Forces Sweethearts by Joanna Lumley (Bloomsbury, 16.99) Mgr Joseph Mallon THERE you are, sitting on a bus, and you find a diary clearly lost by a previous passenger. The owner's name and address are clearly given. Now be honest. Before you send it back, do you have a peek? Of course you do. Nobody has that much strength of character.
Forces Sweethearts is a bit like that. No wonder, because it has been compiled from the most intimate' memories and memorabilia of hundreds of people. Joanna Lumley was invited by the Imperial War Museum to prepare this book and
received thousands of items in response to her appeal for material. It has the poignancy, the humour, the bitterness, the heartbreak of many hundreds of people striving to live with love and war, all the way from 1914 to the Gulf conflict.
One WRNS signaller conducted a romance by Aldis lamp with an American sailor on a ship four miles away. His ship sailed off without warning one day, probably carrying him to his death. She never heard his voice, nor saw his face, nor learned his fate. And she never forgot him. Then there was the GI who claimed to receive the shortest V-Mail letter ever. It said: "Go to hell." They later married.
There are letters "to be opened in the event of my death"; details of
wedding dresses made from parachutes; cartoons sent from the front. notes on the part played by Vera Lynn and Rita Hayworth and Jane of the Daily Mirror.

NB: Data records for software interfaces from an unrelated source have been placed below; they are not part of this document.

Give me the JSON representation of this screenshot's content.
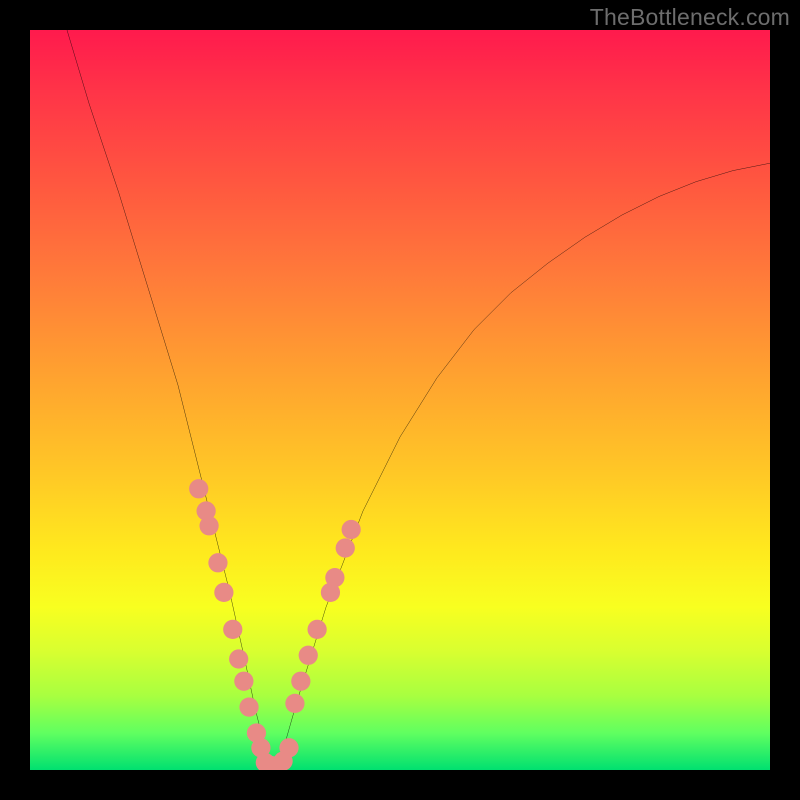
{
  "watermark": "TheBottleneck.com",
  "chart_data": {
    "type": "line",
    "title": "",
    "xlabel": "",
    "ylabel": "",
    "xlim": [
      0,
      100
    ],
    "ylim": [
      0,
      100
    ],
    "curve": {
      "name": "bottleneck-curve",
      "x": [
        5,
        8,
        12,
        16,
        20,
        23,
        25,
        27,
        29,
        30.5,
        32,
        33,
        34,
        36,
        40,
        45,
        50,
        55,
        60,
        65,
        70,
        75,
        80,
        85,
        90,
        95,
        100
      ],
      "y": [
        100,
        90,
        78,
        65,
        52,
        40,
        32,
        24,
        15,
        8,
        2,
        0.5,
        2,
        9,
        22,
        35,
        45,
        53,
        59.5,
        64.5,
        68.5,
        72,
        75,
        77.5,
        79.5,
        81,
        82
      ]
    },
    "dots_left": {
      "name": "left-branch-markers",
      "x": [
        22.8,
        23.8,
        24.2,
        25.4,
        26.2,
        27.4,
        28.2,
        28.9,
        29.6,
        30.6,
        31.2
      ],
      "y": [
        38,
        35,
        33,
        28,
        24,
        19,
        15,
        12,
        8.5,
        5,
        3
      ]
    },
    "dots_right": {
      "name": "right-branch-markers",
      "x": [
        35.8,
        36.6,
        37.6,
        38.8,
        40.6,
        41.2,
        42.6,
        43.4
      ],
      "y": [
        9,
        12,
        15.5,
        19,
        24,
        26,
        30,
        32.5
      ]
    },
    "dots_bottom": {
      "name": "trough-markers",
      "x": [
        31.8,
        32.6,
        33.4,
        34.2,
        35.0
      ],
      "y": [
        1.0,
        0.6,
        0.6,
        1.2,
        3.0
      ]
    },
    "dot_radius": 1.3,
    "gradient_stops": [
      {
        "pos": 0,
        "color": "#ff1a4d"
      },
      {
        "pos": 33,
        "color": "#ff7a3a"
      },
      {
        "pos": 70,
        "color": "#ffe81e"
      },
      {
        "pos": 100,
        "color": "#00e070"
      }
    ]
  }
}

Even infidelities are recorded, but the overall tone of the book is of wonder at the enduring power of love between two people. One World War 11 chaplain and his fiancee exchanged over 6,000 letters in a four year separation.
Like all anthologies, this is a book for dipping into. It is very well presented, and packed with reproductions. Miss Lumley's linking narrative never intrudes on her heroes the men and women who left their diaries for you to real Fr Mallon is Principal Catholic Chaplain to the Army.